_Task statement_.
Would you return each record that follows word for word, without its pictures?

____ Data to examine

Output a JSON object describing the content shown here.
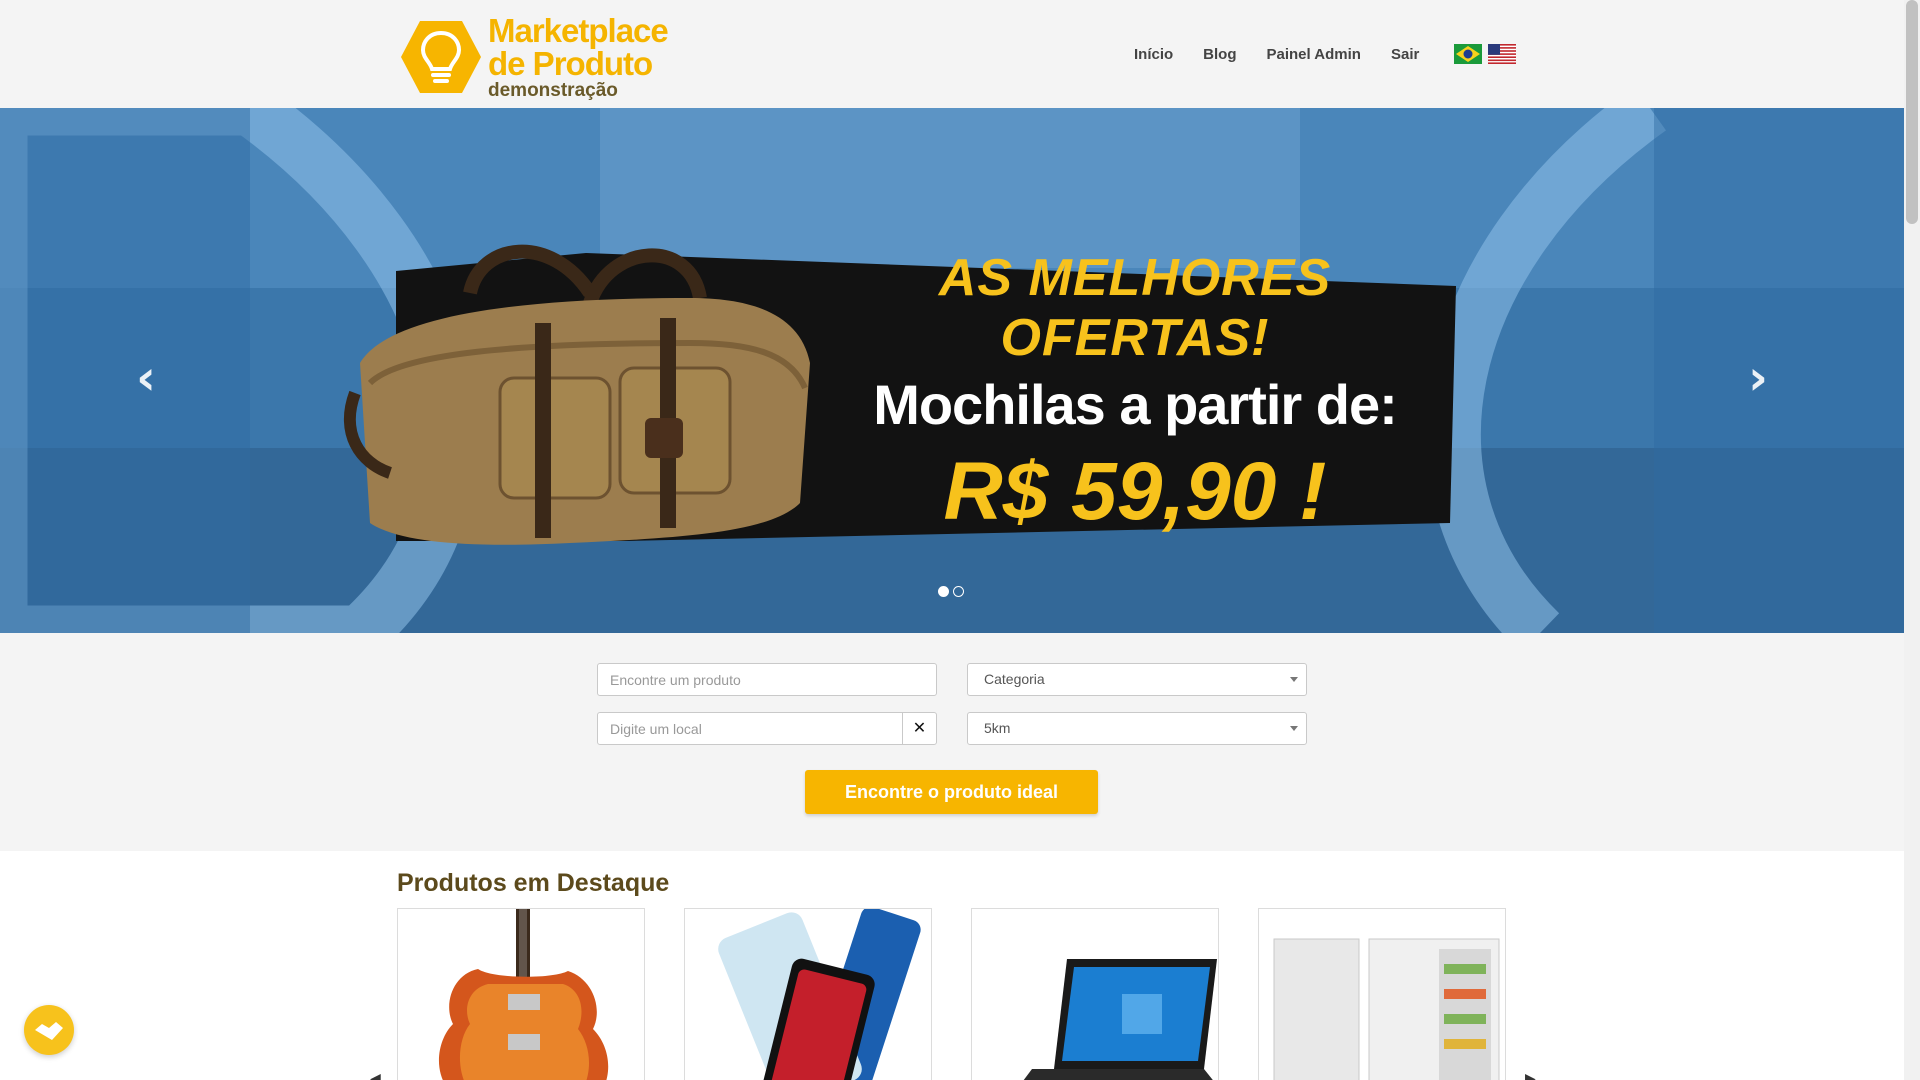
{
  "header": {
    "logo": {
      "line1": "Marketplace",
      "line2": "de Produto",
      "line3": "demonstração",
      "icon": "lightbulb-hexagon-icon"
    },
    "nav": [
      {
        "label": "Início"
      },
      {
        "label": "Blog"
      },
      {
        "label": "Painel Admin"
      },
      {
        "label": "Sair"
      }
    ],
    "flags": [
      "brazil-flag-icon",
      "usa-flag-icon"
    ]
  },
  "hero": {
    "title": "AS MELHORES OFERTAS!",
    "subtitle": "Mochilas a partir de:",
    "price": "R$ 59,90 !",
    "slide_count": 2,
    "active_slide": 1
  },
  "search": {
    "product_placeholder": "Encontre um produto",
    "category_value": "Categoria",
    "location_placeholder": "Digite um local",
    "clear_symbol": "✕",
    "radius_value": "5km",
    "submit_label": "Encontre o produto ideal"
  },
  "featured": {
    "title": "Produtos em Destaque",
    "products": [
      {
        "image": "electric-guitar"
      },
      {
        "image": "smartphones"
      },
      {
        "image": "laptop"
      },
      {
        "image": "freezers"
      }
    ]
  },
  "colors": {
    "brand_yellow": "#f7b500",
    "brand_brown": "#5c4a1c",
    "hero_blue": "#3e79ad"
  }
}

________

_Answer for the task_.
Output a JSON object describing the content shown here.
{
  "header": {
    "logo": {
      "line1": "Marketplace",
      "line2": "de Produto",
      "line3": "demonstração",
      "icon": "lightbulb-hexagon-icon"
    },
    "nav": [
      {
        "label": "Início"
      },
      {
        "label": "Blog"
      },
      {
        "label": "Painel Admin"
      },
      {
        "label": "Sair"
      }
    ],
    "flags": [
      "brazil-flag-icon",
      "usa-flag-icon"
    ]
  },
  "hero": {
    "title": "AS MELHORES OFERTAS!",
    "subtitle": "Mochilas a partir de:",
    "price": "R$ 59,90 !",
    "slide_count": 2,
    "active_slide": 1
  },
  "search": {
    "product_placeholder": "Encontre um produto",
    "category_value": "Categoria",
    "location_placeholder": "Digite um local",
    "clear_symbol": "✕",
    "radius_value": "5km",
    "submit_label": "Encontre o produto ideal"
  },
  "featured": {
    "title": "Produtos em Destaque",
    "products": [
      {
        "image": "electric-guitar"
      },
      {
        "image": "smartphones"
      },
      {
        "image": "laptop"
      },
      {
        "image": "freezers"
      }
    ]
  },
  "colors": {
    "brand_yellow": "#f7b500",
    "brand_brown": "#5c4a1c",
    "hero_blue": "#3e79ad"
  }
}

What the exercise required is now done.